Your goal: In the data beneath this task, how many lines contain "icon"? Answer with the number only.

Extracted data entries
----
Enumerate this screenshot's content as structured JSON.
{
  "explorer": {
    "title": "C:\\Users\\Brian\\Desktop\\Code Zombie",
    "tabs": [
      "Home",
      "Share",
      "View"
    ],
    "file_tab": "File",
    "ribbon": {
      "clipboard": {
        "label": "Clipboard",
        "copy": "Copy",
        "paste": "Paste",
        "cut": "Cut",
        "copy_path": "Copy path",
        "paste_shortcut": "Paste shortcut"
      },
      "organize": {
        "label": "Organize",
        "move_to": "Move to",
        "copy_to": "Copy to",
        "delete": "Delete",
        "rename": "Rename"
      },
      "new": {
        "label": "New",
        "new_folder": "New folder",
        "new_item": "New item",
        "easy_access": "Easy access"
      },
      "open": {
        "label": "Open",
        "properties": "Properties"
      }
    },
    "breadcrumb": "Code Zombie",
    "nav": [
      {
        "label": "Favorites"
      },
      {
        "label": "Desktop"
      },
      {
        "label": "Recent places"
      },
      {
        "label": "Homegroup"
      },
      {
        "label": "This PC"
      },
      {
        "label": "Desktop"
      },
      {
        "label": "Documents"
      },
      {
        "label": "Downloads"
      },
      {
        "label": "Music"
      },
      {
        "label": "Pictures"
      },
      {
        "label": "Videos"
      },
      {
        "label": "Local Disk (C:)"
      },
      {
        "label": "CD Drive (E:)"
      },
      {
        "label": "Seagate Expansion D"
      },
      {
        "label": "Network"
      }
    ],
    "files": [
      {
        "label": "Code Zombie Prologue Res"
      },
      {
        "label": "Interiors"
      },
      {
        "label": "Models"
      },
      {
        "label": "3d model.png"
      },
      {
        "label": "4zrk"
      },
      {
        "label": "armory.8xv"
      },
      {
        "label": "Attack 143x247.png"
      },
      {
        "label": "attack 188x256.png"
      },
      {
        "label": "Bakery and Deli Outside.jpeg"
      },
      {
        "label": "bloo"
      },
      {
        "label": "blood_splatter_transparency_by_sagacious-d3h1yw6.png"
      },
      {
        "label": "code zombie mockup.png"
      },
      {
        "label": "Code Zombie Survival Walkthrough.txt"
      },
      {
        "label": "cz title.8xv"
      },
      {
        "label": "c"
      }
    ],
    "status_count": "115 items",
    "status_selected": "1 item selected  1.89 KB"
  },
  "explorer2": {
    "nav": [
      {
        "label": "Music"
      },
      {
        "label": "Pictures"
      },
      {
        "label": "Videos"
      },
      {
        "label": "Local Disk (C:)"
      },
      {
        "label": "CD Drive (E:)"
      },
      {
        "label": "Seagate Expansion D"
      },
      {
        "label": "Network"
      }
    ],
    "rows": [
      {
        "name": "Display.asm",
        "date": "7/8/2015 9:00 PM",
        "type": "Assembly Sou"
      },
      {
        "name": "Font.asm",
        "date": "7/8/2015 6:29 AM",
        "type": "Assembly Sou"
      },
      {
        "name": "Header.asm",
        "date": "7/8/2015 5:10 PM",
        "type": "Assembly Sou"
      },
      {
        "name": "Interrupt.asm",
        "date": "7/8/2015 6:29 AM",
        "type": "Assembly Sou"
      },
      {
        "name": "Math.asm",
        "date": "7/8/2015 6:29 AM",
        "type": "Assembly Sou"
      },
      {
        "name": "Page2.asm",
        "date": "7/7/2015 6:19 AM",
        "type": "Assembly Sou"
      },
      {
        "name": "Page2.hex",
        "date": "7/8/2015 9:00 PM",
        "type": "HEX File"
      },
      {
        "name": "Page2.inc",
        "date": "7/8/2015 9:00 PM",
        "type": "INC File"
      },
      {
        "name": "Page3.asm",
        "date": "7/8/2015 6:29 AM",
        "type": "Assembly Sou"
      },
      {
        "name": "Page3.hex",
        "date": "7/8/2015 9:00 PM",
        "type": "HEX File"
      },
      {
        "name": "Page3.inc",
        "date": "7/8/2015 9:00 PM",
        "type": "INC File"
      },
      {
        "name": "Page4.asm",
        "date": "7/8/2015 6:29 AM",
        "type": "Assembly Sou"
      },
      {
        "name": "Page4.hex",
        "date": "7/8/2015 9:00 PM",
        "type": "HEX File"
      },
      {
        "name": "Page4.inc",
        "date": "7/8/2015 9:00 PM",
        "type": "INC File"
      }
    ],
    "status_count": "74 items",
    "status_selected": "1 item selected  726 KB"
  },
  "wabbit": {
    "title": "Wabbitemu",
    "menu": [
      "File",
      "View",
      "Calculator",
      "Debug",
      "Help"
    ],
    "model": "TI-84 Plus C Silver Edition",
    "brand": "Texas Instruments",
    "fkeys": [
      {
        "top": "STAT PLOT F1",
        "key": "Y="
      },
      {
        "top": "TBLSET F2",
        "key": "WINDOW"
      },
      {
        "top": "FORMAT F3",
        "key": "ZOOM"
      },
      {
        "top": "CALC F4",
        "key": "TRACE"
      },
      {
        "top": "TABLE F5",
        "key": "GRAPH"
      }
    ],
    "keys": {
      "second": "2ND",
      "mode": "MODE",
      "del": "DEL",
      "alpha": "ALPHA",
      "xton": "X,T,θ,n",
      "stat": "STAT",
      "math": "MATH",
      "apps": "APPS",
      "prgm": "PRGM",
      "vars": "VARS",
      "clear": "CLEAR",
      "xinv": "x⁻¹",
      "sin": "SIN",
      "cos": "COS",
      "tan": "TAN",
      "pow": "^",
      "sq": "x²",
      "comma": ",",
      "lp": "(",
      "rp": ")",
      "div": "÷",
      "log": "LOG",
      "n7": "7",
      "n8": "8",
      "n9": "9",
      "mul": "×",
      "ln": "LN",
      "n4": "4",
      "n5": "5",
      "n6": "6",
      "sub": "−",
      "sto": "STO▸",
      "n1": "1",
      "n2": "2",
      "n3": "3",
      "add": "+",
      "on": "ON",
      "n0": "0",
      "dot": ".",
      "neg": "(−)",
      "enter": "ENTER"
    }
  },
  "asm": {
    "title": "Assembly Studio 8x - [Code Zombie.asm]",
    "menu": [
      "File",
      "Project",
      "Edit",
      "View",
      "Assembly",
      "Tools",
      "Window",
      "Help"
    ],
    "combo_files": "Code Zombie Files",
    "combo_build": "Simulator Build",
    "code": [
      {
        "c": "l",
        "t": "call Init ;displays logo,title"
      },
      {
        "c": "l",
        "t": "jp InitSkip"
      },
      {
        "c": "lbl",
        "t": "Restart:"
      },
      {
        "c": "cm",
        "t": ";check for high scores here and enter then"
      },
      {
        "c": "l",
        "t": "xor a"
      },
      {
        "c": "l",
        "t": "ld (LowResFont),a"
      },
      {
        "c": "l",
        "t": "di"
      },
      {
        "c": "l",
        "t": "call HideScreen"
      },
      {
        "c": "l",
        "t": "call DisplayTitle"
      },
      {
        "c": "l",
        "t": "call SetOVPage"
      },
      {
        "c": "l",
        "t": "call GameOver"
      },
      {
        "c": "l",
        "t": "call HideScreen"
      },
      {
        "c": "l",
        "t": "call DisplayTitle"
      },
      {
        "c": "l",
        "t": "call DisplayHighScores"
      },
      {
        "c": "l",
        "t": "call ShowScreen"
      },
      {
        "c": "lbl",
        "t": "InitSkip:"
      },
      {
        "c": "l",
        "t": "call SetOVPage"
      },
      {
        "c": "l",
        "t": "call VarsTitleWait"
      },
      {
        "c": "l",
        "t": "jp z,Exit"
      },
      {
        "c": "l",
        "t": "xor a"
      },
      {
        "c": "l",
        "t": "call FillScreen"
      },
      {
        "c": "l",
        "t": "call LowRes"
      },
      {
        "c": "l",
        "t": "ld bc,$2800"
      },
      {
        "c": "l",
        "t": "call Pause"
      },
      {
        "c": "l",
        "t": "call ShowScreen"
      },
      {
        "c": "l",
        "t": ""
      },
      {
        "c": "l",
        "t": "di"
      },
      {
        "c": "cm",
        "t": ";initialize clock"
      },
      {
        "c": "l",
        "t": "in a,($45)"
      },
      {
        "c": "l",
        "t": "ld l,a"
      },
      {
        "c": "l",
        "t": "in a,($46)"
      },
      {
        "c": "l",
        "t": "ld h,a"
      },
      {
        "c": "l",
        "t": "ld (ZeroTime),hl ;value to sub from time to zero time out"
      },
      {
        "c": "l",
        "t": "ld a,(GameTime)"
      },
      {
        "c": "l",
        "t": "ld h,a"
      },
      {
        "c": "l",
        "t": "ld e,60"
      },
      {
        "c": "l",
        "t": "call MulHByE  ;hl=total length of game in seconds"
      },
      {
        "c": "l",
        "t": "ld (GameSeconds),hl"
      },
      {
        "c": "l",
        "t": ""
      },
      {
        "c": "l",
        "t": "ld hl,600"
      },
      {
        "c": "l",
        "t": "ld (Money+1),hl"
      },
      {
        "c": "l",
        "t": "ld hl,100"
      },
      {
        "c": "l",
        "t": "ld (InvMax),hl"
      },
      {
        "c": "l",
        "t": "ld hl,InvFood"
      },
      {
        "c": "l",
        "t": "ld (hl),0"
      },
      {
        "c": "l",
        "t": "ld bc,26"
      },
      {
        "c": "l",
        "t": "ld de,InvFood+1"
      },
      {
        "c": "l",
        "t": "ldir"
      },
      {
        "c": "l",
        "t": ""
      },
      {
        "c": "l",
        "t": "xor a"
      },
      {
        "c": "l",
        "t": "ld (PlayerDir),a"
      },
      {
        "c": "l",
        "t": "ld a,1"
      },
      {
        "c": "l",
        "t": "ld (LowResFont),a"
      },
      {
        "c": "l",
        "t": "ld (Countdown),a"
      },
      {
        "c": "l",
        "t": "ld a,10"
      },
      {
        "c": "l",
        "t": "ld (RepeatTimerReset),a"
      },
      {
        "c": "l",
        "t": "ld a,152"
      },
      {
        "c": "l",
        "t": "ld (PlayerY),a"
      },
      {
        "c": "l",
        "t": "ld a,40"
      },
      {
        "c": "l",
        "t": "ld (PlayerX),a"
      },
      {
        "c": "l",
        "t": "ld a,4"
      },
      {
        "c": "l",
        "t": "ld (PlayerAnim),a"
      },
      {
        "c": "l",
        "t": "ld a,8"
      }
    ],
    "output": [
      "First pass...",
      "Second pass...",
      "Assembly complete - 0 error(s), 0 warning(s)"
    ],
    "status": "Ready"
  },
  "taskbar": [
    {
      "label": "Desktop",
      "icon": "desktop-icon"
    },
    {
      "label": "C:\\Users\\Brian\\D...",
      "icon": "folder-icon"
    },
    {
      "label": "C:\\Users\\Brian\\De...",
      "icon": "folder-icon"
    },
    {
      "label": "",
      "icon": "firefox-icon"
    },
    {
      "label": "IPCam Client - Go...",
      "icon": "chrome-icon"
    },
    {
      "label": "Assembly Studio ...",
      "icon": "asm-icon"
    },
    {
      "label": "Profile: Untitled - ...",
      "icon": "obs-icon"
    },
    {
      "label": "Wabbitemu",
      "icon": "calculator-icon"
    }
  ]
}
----
Exercise solution: 8